The PEOPLE of the State of California, Plaintiff and Respondent, v. Elzie Lee PLUMMER, Defendant and Appellant.
Defendant-appellant, represented by counsel, entered a plea of guilty in the municipal court to one count of issuing checks without sufficient funds. Count two was dismissed. Defendant, in propria persona, appealed from the judgment rendered in the superior court, denying probation and committing him to the California Institution for Men at Chino. He requested the appointment of counsel on appeal, and counsel who represented him in the superior court and at the preliminary examination was appointed. He filed a memorandum in lieu of an opening brief. Therein he reviews the facts and contentions attempted to be raised by defendant, i. e., that in correspondence with defendant, defendant proposes as the grounds for his appeal: (1) that count two of the complaint in the municipal court incorrectly alleged that defendant did ‘wilfully, with intent to defraud Verna Jones, an individual, and Mr. and Mrs. Willard Jones, doing business as Helix Liquor,’ when in fact he gave the check to Mr. Willard Jones and did not see Mrs. Jones at that time; (2) that this check was made by Willard Jones and merely signed by defendant and that said check was given in exchange for an NSF check which defendant had previously negotiated to Mr. Jones and thus no money or goods were received at that time; (3) that the court which imposed sentence upon defendant was prejudiced by his prior record and was in effect sentencing him for his past crime for which he had ‘paid his debt to society’ and accordingly the court erred in denying him probation; (4) that the plea of guilty was obtained by promise and coercion.

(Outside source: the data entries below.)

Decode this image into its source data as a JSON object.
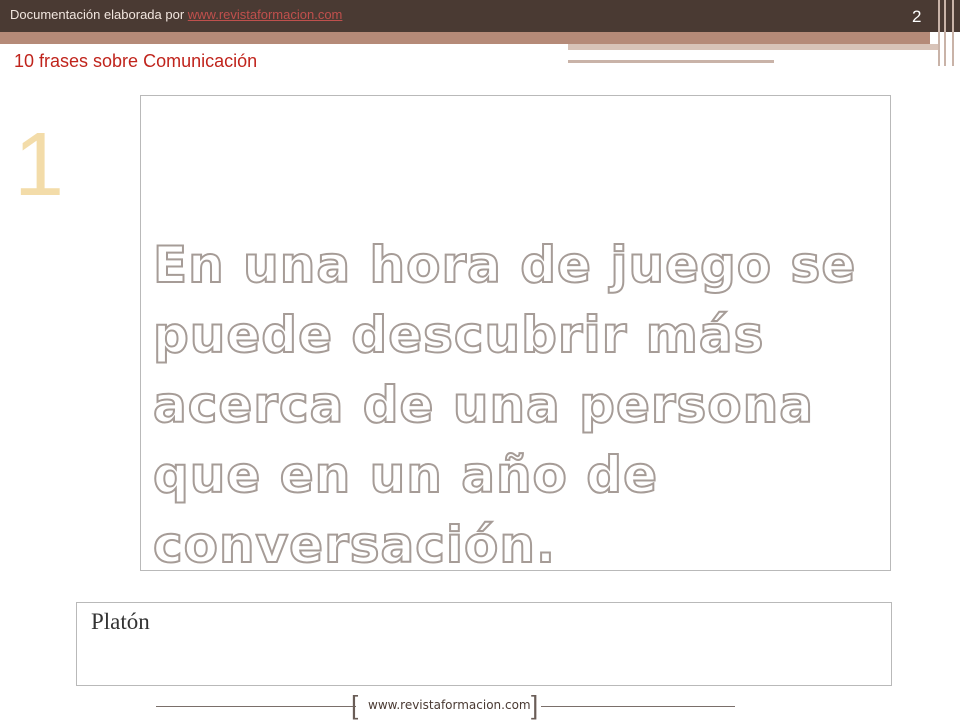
{
  "header": {
    "prefix": "Documentación elaborada por ",
    "link": "www.revistaformacion.com",
    "page_number": "2"
  },
  "slide": {
    "subtitle": "10 frases sobre Comunicación",
    "number": "1",
    "quote": "En una hora de juego se puede descubrir más acerca de una persona que en un año de conversación.",
    "author": "Platón"
  },
  "footer": {
    "url": "www.revistaformacion.com"
  },
  "colors": {
    "header_bg": "#4a3a33",
    "link": "#c0504d",
    "subtitle": "#c0241c",
    "number": "#f3dca9"
  }
}
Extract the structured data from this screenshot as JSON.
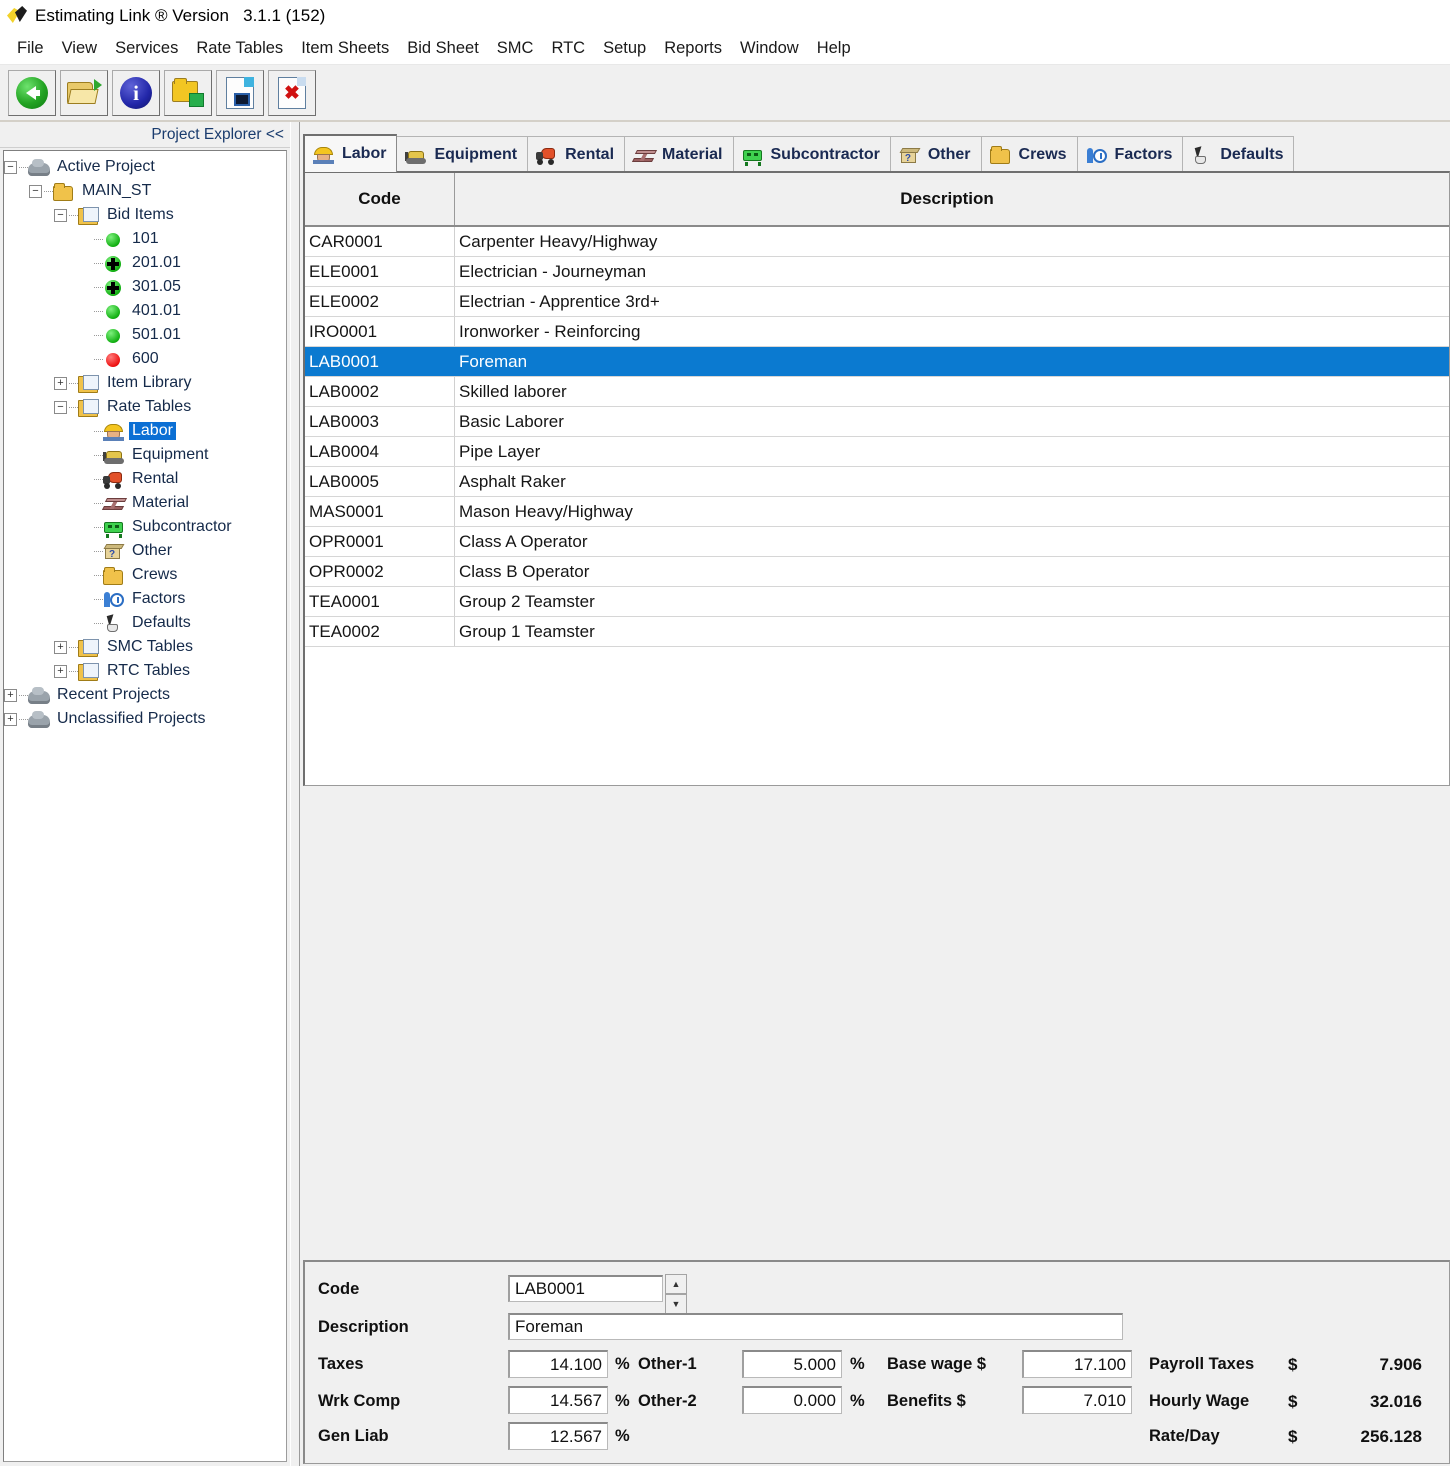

Counsel for defendant properly concedes that count two was dismissed and accordingly any claimed defect in it was immaterial; that any such claimed defect in count one would be immaterial where he had entered a plea of guilty to the charge. Furthermore, a judgment entered on a plea of guilty is not appealable on the merits; irregularities not going to the jurisdiction or legality of the proceedings will not be reviewed. (Stephens v. Toomey, 51 Cal.2d 864, 865, 338 P.2d 182.) See also People v. Dysart, 39 Cal.App.2d 287, 102 P.2d 1091.)
An accused desiring consideration of a question of fact surrounding the commission of a crime should not plead guilty, but should stand trial and appeal from the judgment if convicted. (Berg v. United States, 9 Cir., 176 F.2d 122.) In the consideration of the application for probation, the court has the authority to consider the prior record of a defendant. Probation is not a matter of right. (People v. Johnson, 9 Cal.App. 233, 98 P. 682; Pen.Code § 1203.)
As to the fourth complaint, the attorney for defendant emphatically states that at no time did he represent to defendant, directly or by implication, that probation had been arranged or would be granted if a plea of guilty was entered; that in his first conference with defendant, defendant indicated that, through discussion with other inmates of the jail, it was the practice for the court to give only ‘county time’ on a plea of guilty in NSF check cases; that defendant indicated that he wished to put himself on the mercy of the court and that he told defendant that there was a possibility of his getting one year or less in the county jail, but that there was no firm policy of the court to so act and that if defendant had any qualms about it he should go to trial on the issue; that neither he nor defendant ever discussed the contemplated plea with the district attorney or any other person employed by the State of California. In his claim, defendant does not designate any person or official who was supposed to have made any of the claimed promises. In People v. Rose, 171 Cal.App.2d 171, 339 P.2d 954, it was even held that assurances of the defendant's own attorney that he ‘would positively be given probation’ were not sufficient to vitiate a plea of guilty.
Appointed counsel has given a fair and understanding approach to the contentions defendant has attempted to raise, and we concur with the conclusion reached that no error appears requiring a reversal of the judgment.
The Attorney General has considered the entire case and points suggested and concluded that there is no meritorious issue to be determined by this court.
GRIFFIN, Presiding Justice.
COUGHLIN and GERALD BROWN, JJ., concur.